Françoise Barre Sinoussi (68), the French researcher who first identified the Human Immunodeficiency Virus, has announced her retirement.
In an interview with Reuters, she has expressed her disappointment at the fact that a cure hasn’t still been found, expressing that it’s unlikely that it’s going to be discovered during her lifetime. She’s more positive, though, when it comes to remission.
“We have ‘proof of concept’’, she has declared, “We have…the famous Visconti patients, treated very early on. Now it is more than 10 years since they stopped their treatment and they are still doing very well, most of them.” She was referring to one of the most remarkable case of ‘remission’ achieved so far: a group of patients who began antiretroviral treatment since the first 10 weeks since being infected until three years later. Their levels of HIV are now, almost a decade later, so low that they are undetectable.

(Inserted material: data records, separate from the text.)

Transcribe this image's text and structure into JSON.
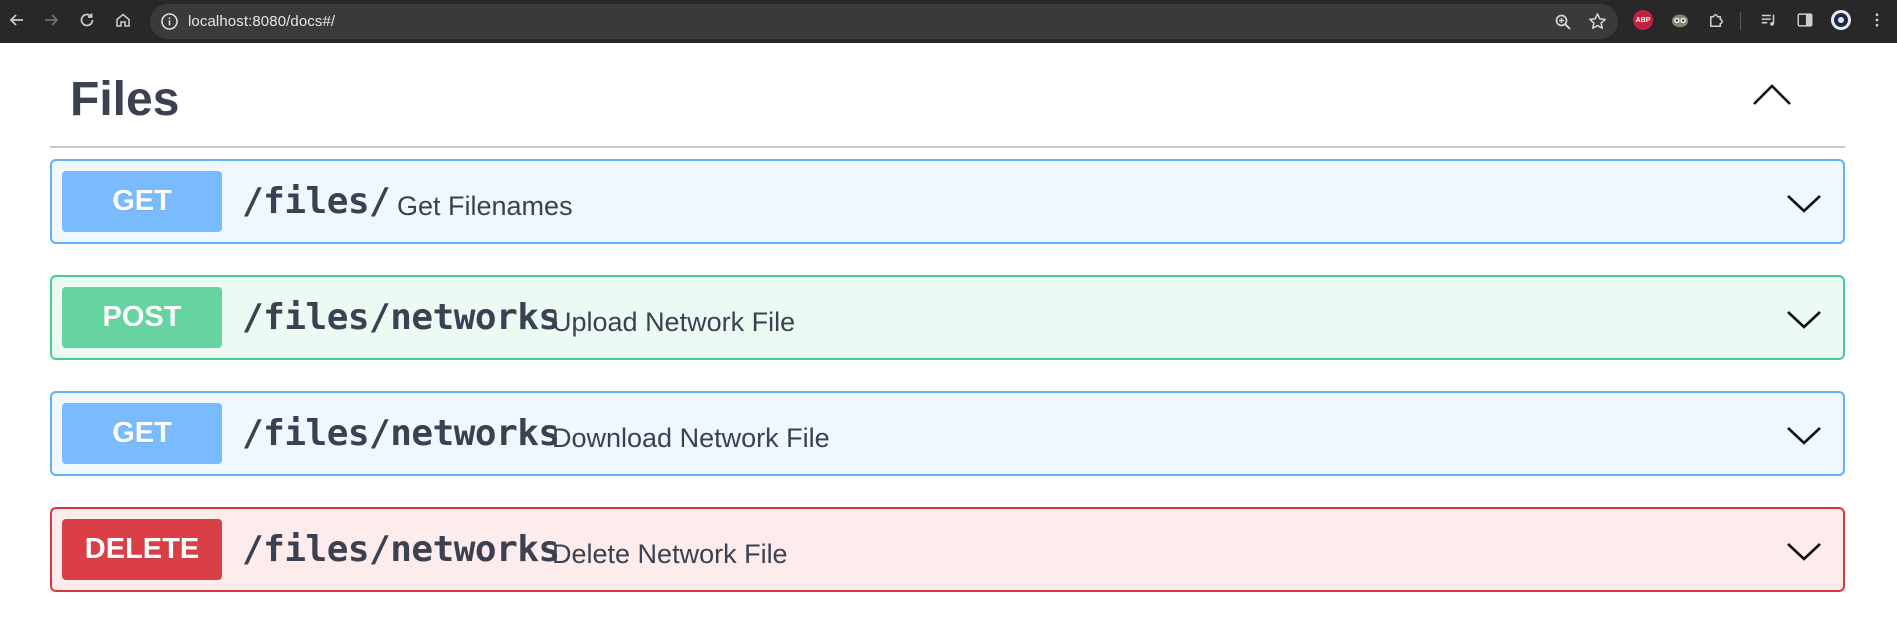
{
  "browser": {
    "url": "localhost:8080/docs#/"
  },
  "section": {
    "title": "Files"
  },
  "operations": [
    {
      "method": "GET",
      "path": "/files/",
      "summary": "Get Filenames"
    },
    {
      "method": "POST",
      "path": "/files/networks",
      "summary": "Upload Network File"
    },
    {
      "method": "GET",
      "path": "/files/networks",
      "summary": "Download Network File"
    },
    {
      "method": "DELETE",
      "path": "/files/networks",
      "summary": "Delete Network File"
    }
  ],
  "colors": {
    "get": "#61affe",
    "post": "#49cc90",
    "delete": "#d9363e",
    "text": "#3b4151"
  },
  "icons": {
    "nav": [
      "back-arrow-icon",
      "forward-arrow-icon",
      "reload-icon",
      "home-icon"
    ],
    "omnibox": [
      "site-info-icon",
      "zoom-icon",
      "bookmark-star-icon"
    ],
    "extensions": [
      "adblock-plus-icon",
      "owl-extension-icon",
      "puzzle-extensions-icon",
      "reading-list-icon",
      "side-panel-icon",
      "profile-avatar-icon",
      "kebab-menu-icon"
    ],
    "swagger": [
      "chevron-up-icon",
      "chevron-down-icon"
    ]
  }
}
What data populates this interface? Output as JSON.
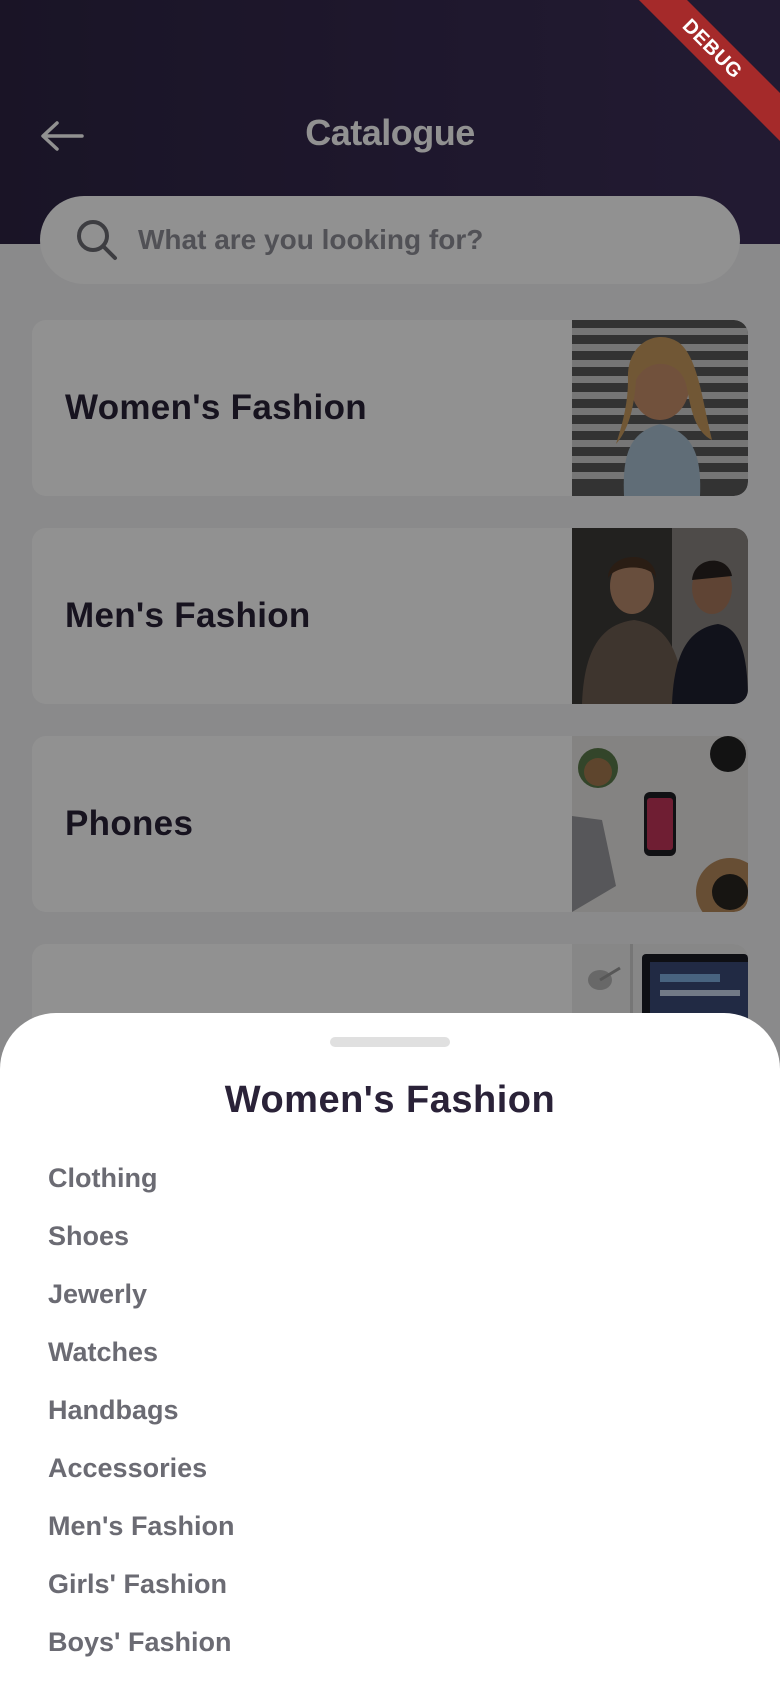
{
  "header": {
    "title": "Catalogue",
    "debug_label": "DEBUG"
  },
  "search": {
    "placeholder": "What are you looking for?"
  },
  "categories": [
    {
      "label": "Women's Fashion",
      "image": "woman-turtleneck-photo"
    },
    {
      "label": "Men's Fashion",
      "image": "two-men-photo"
    },
    {
      "label": "Phones",
      "image": "phone-desk-photo"
    },
    {
      "label": "",
      "image": "computer-desk-photo"
    }
  ],
  "sheet": {
    "title": "Women's Fashion",
    "items": [
      "Clothing",
      "Shoes",
      "Jewerly",
      "Watches",
      "Handbags",
      "Accessories",
      "Men's Fashion",
      "Girls' Fashion",
      "Boys' Fashion"
    ]
  },
  "colors": {
    "header_gradient_start": "#2e2444",
    "header_gradient_end": "#3d2f59",
    "debug_ribbon": "#a52a2a",
    "title_text": "#2a2238"
  }
}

She has finished the interview by encouraging the new generation of experts to continue her work: “Science never stops. Just because a scientist stops, the science should not stop.” Back at 2008, she was the recipient of the Nobel Prize in Medicine alongside, among others, Luc Montaigner, her mentor, for her role in the discovery of the HIV back at 1983.